Some of the differences in kimchi might be that those who live in villages nearby the seaside tend to make theirs a tad saltier than those who live inland; cabbage kimchi made in summer might be lighter than the heartier version in autumn and winter; seasonable kimchi (made for short-term consumption, made from fresh seasonable vegetables) are different to ‘kimjang kimchi’ (made for long-term consumption, made in large amounts to be stored).
To broaden your keen knowledge of the kimchi database, we’ve listed below some popular ones that you might have already tried, or should add to your list when you visit South Korea:
- ‘Baechu’ Kimchi – this is the most popular form of kimchi, made from napa cabbage. It is what you would typically get at your local Korean restaurant as a side dish. It’s made with salted and rinses cabbage leaves with red pepper, onion, garlic, ginger, green onions. It might have been fermented for months!
- ‘Baek’ Kimchi – the white, non-spicy version of the ‘baechu’ kimchi. Made with similar ingredients, except with no pepper flakes, so it’s just as tasty without the spicy kick. Most people add fruit to the fermentation mix (such as Korean pear or jujubes).

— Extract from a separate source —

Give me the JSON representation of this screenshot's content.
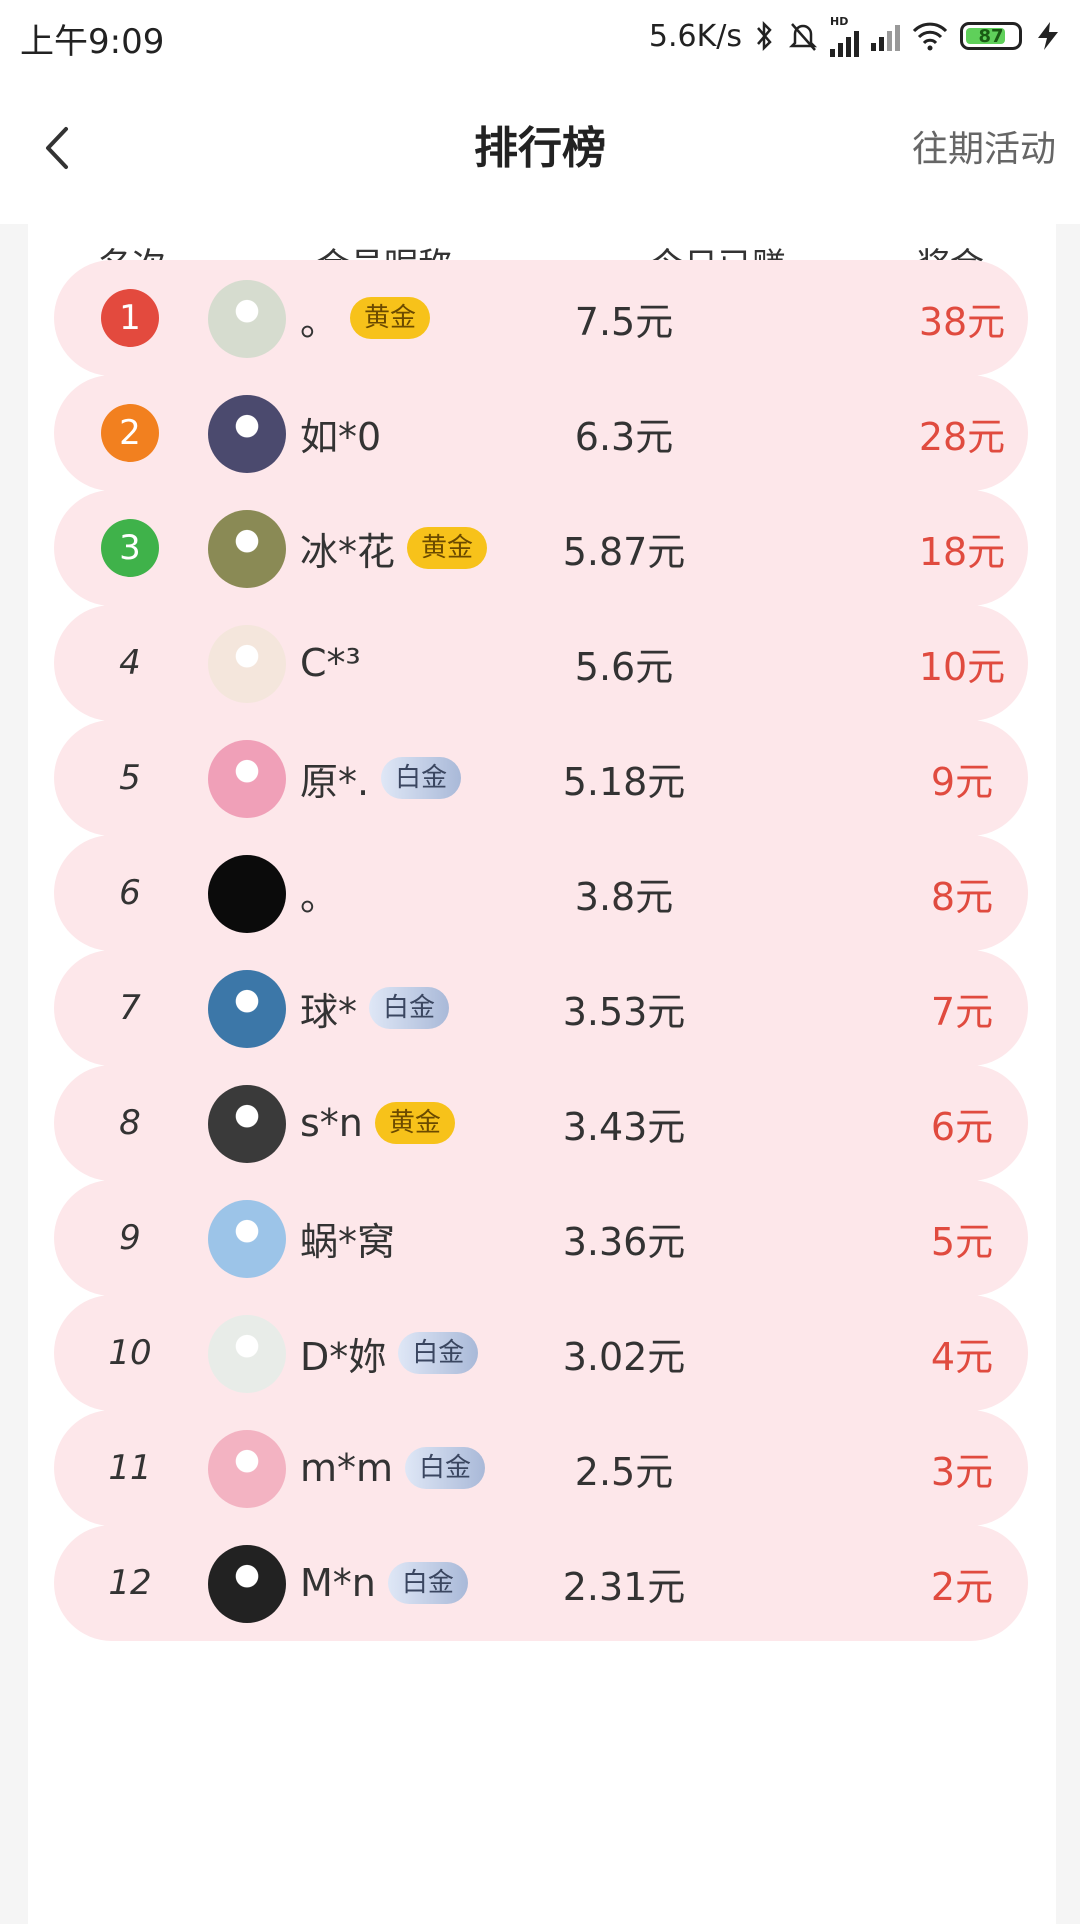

- ‘Kkakdugi’ – cubed radish kimchi. This is a side dish that is also popular at restaurants. It is made specifically with Korean radish (mu), not to be confused with daikon.
- ‘Oi Sobagi’ – this is the typical spicy pickled cucumber radish. It’s refreshing, crispy, and super spicy, just like the traditional cabbage kimchi. It’s a great summer accompaniment, and is only made seasonally (not for long-term storage).
I hope you love this blog post about 10 interesting facts about South Korea. If you are interested in visiting this beautiful country, check out these articles too: Korea Blog Travel.